China’s record-setting outbound inv-estment boom in 2016 was a boost to both international and domestic law firms in that country. For example, China National Chemical Corp.’s $43 billion acquisition of Swiss agribusiness group Syngenta A.G. and the related financing and regulatory proceedings gave work to at least nine firms, including global firms Simpson Thacher & Bartlett, Davis Polk & Wardwell, Clifford Chance, Linklaters and White & Case [see "High-Stakes Diplomacy," page 68].
But the deals did little to alleviate the overall difficulties facing global firms in China. The longstanding problem of fee pressures and low profitability has worsened with Hong Kong capital markets deals becoming smaller and the Chinese economy continuing to slow. Some firms have reacted by pulling out of the Chinese market. Other firms have opted for a leaner presence. After a 40-lawyer corporate and capital markets team left Orrick, Herrington & Sutcliffe’s Hong Kong office, Orrick said Hong Kong law securities work was no longer part of the firm’s strategy globally. Vinson & Elkins lost two partners after a strategic review shifted the China practice’s focus to global energy clients, international disputes and intellectual property. Winston & Strawn closed its Taipei and Beijing offices and saw multiple departures from its Hong Kong and Shanghai offices.
The Chinese government has put some brakes on the outbound investment, restricting capital outflow this year for transactions involving real estate, hotels, cinemas and sports clubs, while deals in infrastructure, energy and logistics will still be encouraged.

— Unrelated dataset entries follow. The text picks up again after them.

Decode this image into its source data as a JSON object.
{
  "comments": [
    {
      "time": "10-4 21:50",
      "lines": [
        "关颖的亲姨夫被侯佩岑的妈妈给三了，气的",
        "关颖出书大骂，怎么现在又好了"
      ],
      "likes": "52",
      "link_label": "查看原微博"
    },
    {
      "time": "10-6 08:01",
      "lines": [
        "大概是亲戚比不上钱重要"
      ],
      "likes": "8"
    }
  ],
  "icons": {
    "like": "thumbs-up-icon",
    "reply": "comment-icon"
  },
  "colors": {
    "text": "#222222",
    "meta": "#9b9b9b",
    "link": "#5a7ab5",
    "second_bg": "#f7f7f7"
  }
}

Emma de Ronde, a Hong Kong-based partner at Norton Rose Fulbright, says volume of larger-ticket outbound deals has already dropped so far in 2017; she is now seeing work coming from small-to-mid-cap market deals, which tend to receive lower levels of scrutiny.
Meanwhile, global firms have continued their efforts to go local in China. Although barred from practicing Chinese law, foreign law firms have several options for forming alliances with Chinese firms. Last year, two more international firms, Hogan Lovells and U.K.’s HFW launched joint offices with Chinese partner firms in the Shanghai Free Trade Zone. And earlier this year, Linklaters set up a “best friends” firm with a group of its former lawyers in the Shanghai FTZ, with an eye on forming an official joint office in a few years.
Despite hurdles, China will remain indispensable to many U.S. firms. “Most firms will still want to maintain a strategic base in China, especially after the 08-09 financial crisis,” says Laura Zhao, head of Hong Kong-based recruiting firm Togni & Zhao. “As firms reinforce what has already been a quite bottom-line driven business model, the market in China will likely keep status quo instead of seeing massive pullouts.”